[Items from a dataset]
☆ ☆ ☆

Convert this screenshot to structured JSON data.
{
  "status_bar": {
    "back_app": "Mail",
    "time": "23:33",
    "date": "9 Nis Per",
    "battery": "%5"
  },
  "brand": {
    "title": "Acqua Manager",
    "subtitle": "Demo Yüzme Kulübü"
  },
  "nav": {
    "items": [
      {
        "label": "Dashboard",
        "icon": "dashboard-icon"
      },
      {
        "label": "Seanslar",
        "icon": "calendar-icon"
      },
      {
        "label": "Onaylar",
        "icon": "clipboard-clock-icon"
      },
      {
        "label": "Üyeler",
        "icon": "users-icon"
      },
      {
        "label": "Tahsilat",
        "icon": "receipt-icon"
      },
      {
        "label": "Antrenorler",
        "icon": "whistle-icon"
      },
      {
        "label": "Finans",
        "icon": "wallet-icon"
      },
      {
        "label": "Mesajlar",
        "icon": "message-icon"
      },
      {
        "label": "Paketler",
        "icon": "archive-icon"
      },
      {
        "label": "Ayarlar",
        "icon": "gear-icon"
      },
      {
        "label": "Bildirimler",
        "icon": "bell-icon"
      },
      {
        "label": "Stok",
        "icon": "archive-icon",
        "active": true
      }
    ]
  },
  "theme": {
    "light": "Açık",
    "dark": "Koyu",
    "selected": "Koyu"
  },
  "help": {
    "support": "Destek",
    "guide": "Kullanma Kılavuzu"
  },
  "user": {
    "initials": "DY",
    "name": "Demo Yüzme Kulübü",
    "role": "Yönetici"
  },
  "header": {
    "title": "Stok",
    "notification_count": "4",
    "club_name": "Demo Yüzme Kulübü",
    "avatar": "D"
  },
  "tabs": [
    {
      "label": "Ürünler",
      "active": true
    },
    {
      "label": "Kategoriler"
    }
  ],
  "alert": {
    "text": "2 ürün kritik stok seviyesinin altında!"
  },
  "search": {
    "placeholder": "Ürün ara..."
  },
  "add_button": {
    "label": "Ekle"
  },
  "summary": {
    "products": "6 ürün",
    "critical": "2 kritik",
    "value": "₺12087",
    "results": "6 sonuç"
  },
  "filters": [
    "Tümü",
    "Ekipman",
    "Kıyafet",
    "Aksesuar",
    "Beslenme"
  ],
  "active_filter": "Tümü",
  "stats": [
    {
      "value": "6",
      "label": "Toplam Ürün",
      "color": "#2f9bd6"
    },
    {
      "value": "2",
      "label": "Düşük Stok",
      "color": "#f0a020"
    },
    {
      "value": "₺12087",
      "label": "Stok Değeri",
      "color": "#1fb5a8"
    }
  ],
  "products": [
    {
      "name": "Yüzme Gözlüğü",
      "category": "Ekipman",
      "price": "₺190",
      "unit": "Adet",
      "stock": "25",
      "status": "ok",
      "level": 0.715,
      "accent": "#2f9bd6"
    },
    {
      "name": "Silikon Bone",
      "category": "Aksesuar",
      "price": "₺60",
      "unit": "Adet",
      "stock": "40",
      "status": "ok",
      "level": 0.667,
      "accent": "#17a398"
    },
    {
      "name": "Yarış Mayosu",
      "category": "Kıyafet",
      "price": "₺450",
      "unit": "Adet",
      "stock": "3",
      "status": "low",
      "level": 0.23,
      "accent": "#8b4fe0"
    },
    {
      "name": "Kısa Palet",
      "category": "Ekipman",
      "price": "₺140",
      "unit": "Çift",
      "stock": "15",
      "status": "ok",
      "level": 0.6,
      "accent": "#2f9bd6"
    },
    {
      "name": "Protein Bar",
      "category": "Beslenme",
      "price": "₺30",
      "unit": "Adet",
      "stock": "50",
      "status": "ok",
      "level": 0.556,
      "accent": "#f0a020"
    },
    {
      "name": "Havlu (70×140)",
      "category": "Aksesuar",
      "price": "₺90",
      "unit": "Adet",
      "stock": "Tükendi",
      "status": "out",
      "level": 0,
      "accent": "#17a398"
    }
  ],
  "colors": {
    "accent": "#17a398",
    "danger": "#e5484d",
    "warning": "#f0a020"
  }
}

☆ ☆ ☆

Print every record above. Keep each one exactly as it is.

**RESPONSE FOR THIS EXERCISE**
Convert this screenshot to structured JSON data.
{
  "status_bar": {
    "back_app": "Mail",
    "time": "23:33",
    "date": "9 Nis Per",
    "battery": "%5"
  },
  "brand": {
    "title": "Acqua Manager",
    "subtitle": "Demo Yüzme Kulübü"
  },
  "nav": {
    "items": [
      {
        "label": "Dashboard",
        "icon": "dashboard-icon"
      },
      {
        "label": "Seanslar",
        "icon": "calendar-icon"
      },
      {
        "label": "Onaylar",
        "icon": "clipboard-clock-icon"
      },
      {
        "label": "Üyeler",
        "icon": "users-icon"
      },
      {
        "label": "Tahsilat",
        "icon": "receipt-icon"
      },
      {
        "label": "Antrenorler",
        "icon": "whistle-icon"
      },
      {
        "label": "Finans",
        "icon": "wallet-icon"
      },
      {
        "label": "Mesajlar",
        "icon": "message-icon"
      },
      {
        "label": "Paketler",
        "icon": "archive-icon"
      },
      {
        "label": "Ayarlar",
        "icon": "gear-icon"
      },
      {
        "label": "Bildirimler",
        "icon": "bell-icon"
      },
      {
        "label": "Stok",
        "icon": "archive-icon",
        "active": true
      }
    ]
  },
  "theme": {
    "light": "Açık",
    "dark": "Koyu",
    "selected": "Koyu"
  },
  "help": {
    "support": "Destek",
    "guide": "Kullanma Kılavuzu"
  },
  "user": {
    "initials": "DY",
    "name": "Demo Yüzme Kulübü",
    "role": "Yönetici"
  },
  "header": {
    "title": "Stok",
    "notification_count": "4",
    "club_name": "Demo Yüzme Kulübü",
    "avatar": "D"
  },
  "tabs": [
    {
      "label": "Ürünler",
      "active": true
    },
    {
      "label": "Kategoriler"
    }
  ],
  "alert": {
    "text": "2 ürün kritik stok seviyesinin altında!"
  },
  "search": {
    "placeholder": "Ürün ara..."
  },
  "add_button": {
    "label": "Ekle"
  },
  "summary": {
    "products": "6 ürün",
    "critical": "2 kritik",
    "value": "₺12087",
    "results": "6 sonuç"
  },
  "filters": [
    "Tümü",
    "Ekipman",
    "Kıyafet",
    "Aksesuar",
    "Beslenme"
  ],
  "active_filter": "Tümü",
  "stats": [
    {
      "value": "6",
      "label": "Toplam Ürün",
      "color": "#2f9bd6"
    },
    {
      "value": "2",
      "label": "Düşük Stok",
      "color": "#f0a020"
    },
    {
      "value": "₺12087",
      "label": "Stok Değeri",
      "color": "#1fb5a8"
    }
  ],
  "products": [
    {
      "name": "Yüzme Gözlüğü",
      "category": "Ekipman",
      "price": "₺190",
      "unit": "Adet",
      "stock": "25",
      "status": "ok",
      "level": 0.715,
      "accent": "#2f9bd6"
    },
    {
      "name": "Silikon Bone",
      "category": "Aksesuar",
      "price": "₺60",
      "unit": "Adet",
      "stock": "40",
      "status": "ok",
      "level": 0.667,
      "accent": "#17a398"
    },
    {
      "name": "Yarış Mayosu",
      "category": "Kıyafet",
      "price": "₺450",
      "unit": "Adet",
      "stock": "3",
      "status": "low",
      "level": 0.23,
      "accent": "#8b4fe0"
    },
    {
      "name": "Kısa Palet",
      "category": "Ekipman",
      "price": "₺140",
      "unit": "Çift",
      "stock": "15",
      "status": "ok",
      "level": 0.6,
      "accent": "#2f9bd6"
    },
    {
      "name": "Protein Bar",
      "category": "Beslenme",
      "price": "₺30",
      "unit": "Adet",
      "stock": "50",
      "status": "ok",
      "level": 0.556,
      "accent": "#f0a020"
    },
    {
      "name": "Havlu (70×140)",
      "category": "Aksesuar",
      "price": "₺90",
      "unit": "Adet",
      "stock": "Tükendi",
      "status": "out",
      "level": 0,
      "accent": "#17a398"
    }
  ],
  "colors": {
    "accent": "#17a398",
    "danger": "#e5484d",
    "warning": "#f0a020"
  }
}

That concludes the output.